Scan the entries for the word "production". Every line that has it should be copied.

● ● ●

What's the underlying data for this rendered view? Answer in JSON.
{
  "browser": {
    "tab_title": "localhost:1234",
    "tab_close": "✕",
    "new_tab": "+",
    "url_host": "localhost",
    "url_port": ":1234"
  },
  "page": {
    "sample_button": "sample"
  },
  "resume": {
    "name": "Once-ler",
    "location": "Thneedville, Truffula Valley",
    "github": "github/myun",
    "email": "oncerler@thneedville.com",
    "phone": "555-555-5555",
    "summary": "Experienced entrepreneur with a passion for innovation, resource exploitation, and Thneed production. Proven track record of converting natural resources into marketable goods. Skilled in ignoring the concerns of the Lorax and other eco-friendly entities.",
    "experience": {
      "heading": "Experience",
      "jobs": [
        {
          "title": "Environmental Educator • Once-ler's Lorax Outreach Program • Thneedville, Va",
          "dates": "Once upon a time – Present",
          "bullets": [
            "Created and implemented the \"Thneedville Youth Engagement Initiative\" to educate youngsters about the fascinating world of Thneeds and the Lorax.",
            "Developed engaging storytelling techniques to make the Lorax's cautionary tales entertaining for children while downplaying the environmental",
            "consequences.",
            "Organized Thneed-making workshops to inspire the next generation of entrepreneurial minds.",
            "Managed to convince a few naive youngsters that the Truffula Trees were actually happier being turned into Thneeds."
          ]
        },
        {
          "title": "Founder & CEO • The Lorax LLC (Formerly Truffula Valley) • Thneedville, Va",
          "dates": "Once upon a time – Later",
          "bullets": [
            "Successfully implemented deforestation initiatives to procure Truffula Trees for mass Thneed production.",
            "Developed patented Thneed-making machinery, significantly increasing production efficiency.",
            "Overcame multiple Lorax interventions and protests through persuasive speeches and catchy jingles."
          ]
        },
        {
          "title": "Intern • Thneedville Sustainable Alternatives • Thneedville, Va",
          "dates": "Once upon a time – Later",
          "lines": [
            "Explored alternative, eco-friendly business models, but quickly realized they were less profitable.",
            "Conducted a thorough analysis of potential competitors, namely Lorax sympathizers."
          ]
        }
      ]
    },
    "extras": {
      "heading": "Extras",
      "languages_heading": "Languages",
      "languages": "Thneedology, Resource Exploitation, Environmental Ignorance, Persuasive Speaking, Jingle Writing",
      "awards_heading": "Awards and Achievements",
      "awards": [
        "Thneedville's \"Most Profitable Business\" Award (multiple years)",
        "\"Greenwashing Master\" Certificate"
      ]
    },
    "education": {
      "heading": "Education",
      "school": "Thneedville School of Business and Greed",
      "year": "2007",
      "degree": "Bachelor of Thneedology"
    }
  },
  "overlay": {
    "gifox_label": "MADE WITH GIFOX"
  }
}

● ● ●

TASK OUTPUT:
    "summary": "Experienced entrepreneur with a passion for innovation, resource exploitation, and Thneed production. Proven track record of converting natural resources into marketable goods. Skilled in ignoring the concerns of the Lorax and other eco-friendly entities.",
            "Successfully implemented deforestation initiatives to procure Truffula Trees for mass Thneed production.",
            "Developed patented Thneed-making machinery, significantly increasing production efficiency.",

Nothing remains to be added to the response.